If we substitute competition for creativity, we describe the ideal situation people often cite when they defend or praise competitiveness. Creativity can drive human endeavour, creativity can drive technology, creativity can drive compassionate economies. I believe that a narrow and insecure definition of competition actually hinders creativity and limits human imagination as well as draining resources on an industrial and criminal scale due to the individualism and repetition that are side-effects of competition as separate companies create the same goods and refuse to share any findings or advancements.
Do you think that the notion of collectivised competition within sport could ever be extended to international affairs?
Team sports can perhaps be a more positive example of competition, as the potential is there for collectivity, for shared challenge and endeavour in a controlled and respectful setting where athletes accept others as equals based on skill, talent and conduct. I would have a problem with the suggestion that we apply this approach to politics however, as I would worry about who the teams are and who gets to decide who is on which team.
In politics, teams or tribes are often negative. People are already sick of the tribal yah-boo politics we see in Westminster, for example. People are sick of political parties scoring points at the expense of informed public policy or collective working at a time of global risk when we need everyone to work together. Often the drive to war, or the drive to use and exploit the natural resources of other countries is presented as one side being against another, one team of good guys against bad guys. We all know in our hearts that nothing is actually that simple or simplistic and that playing with lives and with the essentials of life such as clean water, food and shelter is no game, and that we cannot accept there being any losers in this situation.
If a drive to succeed that stems from external influences like incentives and competition does not create a better schools and public services, what, in your view, will?
I do not think competition creates better services such as better schools or hospitals; I think quite the opposite. Children's safety and education should be the only aim of schooling; pupils do not care about game playing by Local Authorities or the manipulation of league tables. Children are not data, they are not units of value, they are not bums on seats, they are not income generators, they are not failures, they are not too expensive, they are not resource heavy, they are not bad statistics. Yet this is the sort of management speak and box-ticking approach that is attempting to destroy our schools and all public services.
I have seen adverts for NHS Choices reassuring me that as an atomised, neoliberal subject I have the human right to choose which hospital I go to, depending on whether I want it to be local, or specialist, or clean. My response is that all hospitals should be local, clean and provide or signpost to specialisms. Competition is invalid when we all want the same thing. We all want good local schools, we all want to be able to get an appointment at a nearby GP surgery, we all want an A&E nearby should we need it, we all want quality care for our elderly or sick loved ones. So what are we competing over?
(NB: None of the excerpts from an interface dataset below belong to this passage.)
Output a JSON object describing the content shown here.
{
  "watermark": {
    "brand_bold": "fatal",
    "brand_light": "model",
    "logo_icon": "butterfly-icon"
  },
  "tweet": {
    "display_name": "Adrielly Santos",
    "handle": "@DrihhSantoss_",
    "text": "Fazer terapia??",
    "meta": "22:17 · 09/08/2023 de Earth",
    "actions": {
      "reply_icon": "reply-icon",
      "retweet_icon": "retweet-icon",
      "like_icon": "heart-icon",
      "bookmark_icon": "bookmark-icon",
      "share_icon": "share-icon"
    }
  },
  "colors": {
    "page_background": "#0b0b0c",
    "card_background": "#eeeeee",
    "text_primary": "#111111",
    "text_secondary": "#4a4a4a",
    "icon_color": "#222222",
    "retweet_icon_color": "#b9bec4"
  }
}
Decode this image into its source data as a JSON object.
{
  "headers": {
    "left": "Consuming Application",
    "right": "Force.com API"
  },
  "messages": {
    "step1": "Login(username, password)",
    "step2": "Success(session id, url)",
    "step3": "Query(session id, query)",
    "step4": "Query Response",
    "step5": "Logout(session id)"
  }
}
What should distinguish one hospital from another? What should make one school better than another? And how on earth could we even entertain that thought when nobody wants to be the person with the rubbish local school or the dirty hospital or the GP surgery that never has any appointments? If we want to compete, let us compete against faceless corporations that seek to persuade us that there is not enough money to go round, not enough resources, not enough housing, not enough human rights, not enough compassion. Because that is a zero-sum approach in which we all lose.